A Muslim man suspected in the violent murder of an elderly French-Jewish woman in Paris in early April may not face murder charges, as claims that he was not in his right mind when he committed the act are being considered.

The suspect has been hospitalized for psychiatric evaluation since his arrest for the murder of Sarah Halimi, 66, on April 4. His name has not been released but he is known to be a 27-year-old African Muslim and a neighbor of the victim.

Halimi was beaten severely before the suspect pushed her to her death out of the window of her apartment on Vaucouleurs Street in the heavily Muslim 11th district of Paris, considered a crime-ridden area.

His lawyer, Thomas Bidnic, told AFP on Wednesday that there was a strong chance he would not be held “criminally responsible” for the murder. The lawyer based this assessment on the medical advice of the suspect’s examiners.

Judicial experts will now need to determine whether the insanity claims are valid.

The case has riled the Jewish community in France, with some members angry at the police for how it handled the attack and for treating the murder as a possible act of insanity. Community members say it was a hate crime and an act of murder with anti-Semitism and torture as aggravating circumstances. Halimi’s family has demanded it be considered a terror attack.

Halimi’s family and lawyers have also taken on the press for remaining largely silent on the matter, not reporting the details and appearing to treat it as another criminal murder until just recently.

In a press conference last week, a lawyer of the victim’s family revealed the tragic details of her death and the moments leading up to the murder, suggesting the suspect may have undergone radicalization while in prison for drug-related crimes and while attending a salafist mosque nearby when on probation.

The Halimi family lawyer, Jean-Alexandre Buchinger, recounted that the attack began at 4:25 a.m. on the morning of April 4 when the suspect, who lives with his family in a building neighboring Halimi’s, forced his way into her apartment through the residence of his neighbors, a family originally from Mali.

The suspect knocked on their door and forced his way in, appearing so aggressive and agitated and murmuring Koranic verses, that they all locked themselves in a bedroom and called the police. The suspect made his way to Halimi’s apartment through their balcony.

“He surprised her in her sleep, he beat her with fists. Her living room was full of blood, just to inform you how hard the blows were,” said Buchinger at the press conference on May 22.

The suspect shouted “Allahu Akbar” and recited Quranic verses while assaulting Halimi, and trying to strangle her, the lawyer said, adding that the suspect also yelled at Halimi to “shut her mouth” and called her a “sheitan” [devil or satan in Arabic].
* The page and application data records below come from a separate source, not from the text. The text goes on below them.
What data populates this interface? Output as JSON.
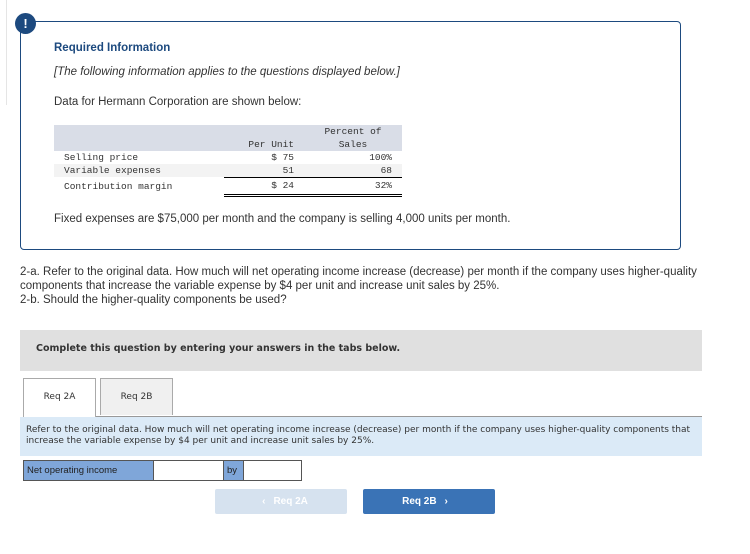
{
  "info": {
    "alert_icon": "!",
    "title": "Required Information",
    "note": "[The following information applies to the questions displayed below.]",
    "intro": "Data for Hermann Corporation are shown below:",
    "table": {
      "headers": {
        "per_unit": "Per Unit",
        "percent_line1": "Percent of",
        "percent_line2": "Sales"
      },
      "rows": [
        {
          "label": "Selling price",
          "per_unit": "$ 75",
          "percent": "100%"
        },
        {
          "label": "Variable expenses",
          "per_unit": "51",
          "percent": "68"
        },
        {
          "label": "Contribution margin",
          "per_unit": "$ 24",
          "percent": "32%"
        }
      ]
    },
    "fixed_note": "Fixed expenses are $75,000 per month and the company is selling 4,000 units per month."
  },
  "question": {
    "part_a": "2-a. Refer to the original data. How much will net operating income increase (decrease) per month if the company uses higher-quality components that increase the variable expense by $4 per unit and increase unit sales by 25%.",
    "part_b": "2-b. Should the higher-quality components be used?"
  },
  "instruction": "Complete this question by entering your answers in the tabs below.",
  "tabs": [
    {
      "label": "Req 2A",
      "active": true
    },
    {
      "label": "Req 2B",
      "active": false
    }
  ],
  "panel": {
    "text": "Refer to the original data. How much will net operating income increase (decrease) per month if the company uses higher-quality components that increase the variable expense by $4 per unit and increase unit sales by 25%.",
    "answer_label": "Net operating income",
    "answer_value": "",
    "by_label": "by",
    "amount_value": ""
  },
  "nav": {
    "prev_label": "Req 2A",
    "prev_icon": "‹",
    "next_label": "Req 2B",
    "next_icon": "›"
  }
}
Police arrived just 3 minutes after the call, but made their way to the wrong building at first. Meanwhile, another neighbor placed a call to police at 4:45 a.m. to report the beating of Halimi. More officers arrived and congregated in the apartment of the Malian family next door, afraid they were facing a terror attack and waiting for the anti-terror squad. By the time the special unit arrived, around 5:00 a.m., Halimi had been killed.

The suspect returned to the apartment of the Malian family and was arrested there without resistance at 5:35 a.m., according to the report.

A homicide investigation was opened with police on April 14, without the anti-Semitism aspect. A judicial source told AFP that “it has not yet been established that the suspect knew the victim’s religion.”

That remark contradicts earlier reports by relatives of Halimi who said that she had previously experienced anti-Semitic harassment by the suspect and a relative of his.

A second lawyer for the family said the fact that the suspect did not assault any other neighbors during the attack and made his way directly “to the only Jewish woman in the building, breaking into an apartment to access hers, shows premeditation.”

“He has the profile of a radicalized Islamist; the psychiatry [behind it] is secondary,” said a lawyer of Halimi’s sister, Gilles-William Goldnadel.

There were conflicting reports on whether the suspect’s family acknowledged any radicalization, but Bidnic said they “perfectly understand the gravity” of what he has been accused of.

The Halimi family lawyers also criticized police handling of the attack, questioning why it took an hour and 10 minutes to apprehend the suspect, and suggesting a nation and police force on edge since a series of deadly Islamist attacks in recent years.

A number of French-Jewish organizations, including the Consistoire and CRIF, the umbrella group of French Jewish communities, announced their intention to join a civil suit in the case.

Halimi is survived by her son, who lives in Israel, and two daughters who live in France. She was buried in Jerusalem on April 6.